Alex and I spent our time waiting under the lavanderia store's awning as the mist turned to rain, buying snack after snack after snack. I ate candy, chips, more chips, Coca Cola, more chips, more candy, Jumex mango, more chips, etc. Finally Rafa returned, we handed over our laundry to the laundry lady, and I took my bottle of Dr. Bronners to my little room for one of the best baths of my life! I had a 30-minute ticket, but dried myself off with a t-shirt after 20. Apparently we could have rented towels for a couple more pesos..

We had enough food including the lavanderia's snacks to make it through the night, so we packed up our clean laundry and followed the laundry lady's cousin in his truck up the muddy road our lodgings: his nearly-completed house with electricity and a microwave!

It was almost impossible to believe. The guy came in, showed us the spot, turned on a breaker to get all the lights and microwave working, and directed us to a massive pile of white sheets to use for anything we wanted.

Alex and I made beds out of multiple layers of sheets to augment our teeny sleeping pads. And we used some sheets to make foot-wipe zones and walkways across their unfinished floors, so we didn't screw them up after going out for a piss.

We pooled our resources and made a massive burrito feast with machaca, refried beans, onions, tomatoes, onions, avocados, lime, salt, cheese and tortillas. I went to bed warm, full, and secure in the knowledge that my sleeping bag would retain its loft all night with a house to block out the condensation.
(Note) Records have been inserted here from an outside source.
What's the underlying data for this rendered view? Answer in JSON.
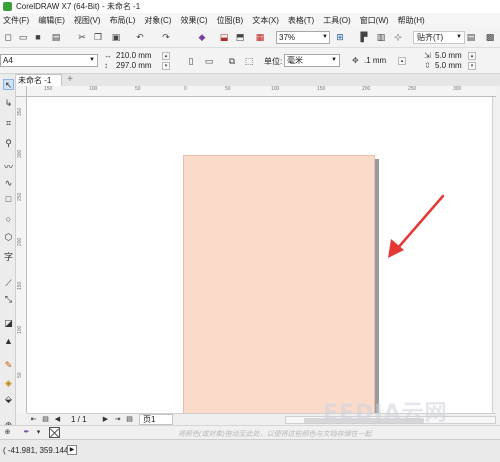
{
  "window": {
    "title": "CorelDRAW X7 (64-Bit) - 未命名 -1"
  },
  "menu": [
    "文件(F)",
    "编辑(E)",
    "视图(V)",
    "布局(L)",
    "对象(C)",
    "效果(C)",
    "位图(B)",
    "文本(X)",
    "表格(T)",
    "工具(O)",
    "窗口(W)",
    "帮助(H)"
  ],
  "toolbar": {
    "zoom": "37%",
    "snap_label": "贴齐(T)",
    "icons": [
      "new-icon",
      "open-icon",
      "save-icon",
      "print-icon",
      "cut-icon",
      "copy-icon",
      "paste-icon",
      "undo-icon",
      "redo-icon",
      "search-content-icon",
      "import-icon",
      "export-icon",
      "publish-pdf-icon",
      "zoom-level-icon",
      "full-screen-icon",
      "rulers-icon",
      "grid-icon",
      "guidelines-icon",
      "options-icon",
      "app-launcher-icon"
    ]
  },
  "propbar": {
    "page_size": "A4",
    "width": "210.0 mm",
    "height": "297.0 mm",
    "unit_label": "单位:",
    "unit": "毫米",
    "nudge": ".1 mm",
    "dup_x": "5.0 mm",
    "dup_y": "5.0 mm"
  },
  "tab": {
    "doc_name": "未命名 -1",
    "add": "+"
  },
  "ruler": {
    "h_ticks": [
      "150",
      "100",
      "50",
      "0",
      "50",
      "100",
      "150",
      "200",
      "250",
      "300"
    ],
    "v_ticks": [
      "350",
      "300",
      "250",
      "200",
      "150",
      "100",
      "50",
      "0"
    ],
    "unit": "毫米"
  },
  "navigator": {
    "count": "1 / 1",
    "page_tab": "页1"
  },
  "hint": "将颜色(或对象)拖动至此处，以便将这些颜色与文档存储在一起",
  "status": {
    "coords": "( -41.981, 359.144 )"
  },
  "watermark": "EEDJA云网",
  "colors": {
    "page": "#fadbca",
    "arrow": "#e53935"
  }
}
Then I woke up with the immediate need to shit, and ran outside and scrambled to quickly dig a hole in something as far away from the construction site as I could get without shitting my tights.

Part III: El Pacifico

My stomach didn't feel good that next morning, and I was pretty nervous about what kind of ride I was about to take. We had no bathroom, and the house sat prominently on a little hill above other farms and houses. The cousin of the house's owner drove up to greet us and to get started with the day's construction. Meanwhile I prayed to la Virgen María that I wouldn't have to emergency-squat in front of all these nice people.

We piled up our sheets, swept the floor and got on our way—an early start made possible by our dry equipment sheltered from a night of misty rain. We followed Cait and Carp's advice from the day before to go a mile out of the way on Mex 1 to a restaurant and tienda for breakfast and resupply.

And guess who was already there? Cait and Carp, sitting at a big, round table by the patio with space for us all! They'd shown up the night before and slept in the entryway.

I decided to stick to more "healthy" fare for breakfast, ordering some kind of crab and eggs thing with excellent tortillas that did nothing to ameliorate my gut—but luckily the store had a bathroom that I made use of twice during our time there. I bought a lot of Multi-Grano bars for some added fiber and the usual supplies, then we headed out with Rafa, Alex, Mariah, Cait and Carp as a unit. We rode the highway for a few miles before taking a right and going up a steep hill to start our climb over Baja's equivalent of the Oregon Coast Range. I dropped off the back of the group on a rolling downhill and yelled to Rafael not to wait for me as I ran behind a bush to dig a shallow hole.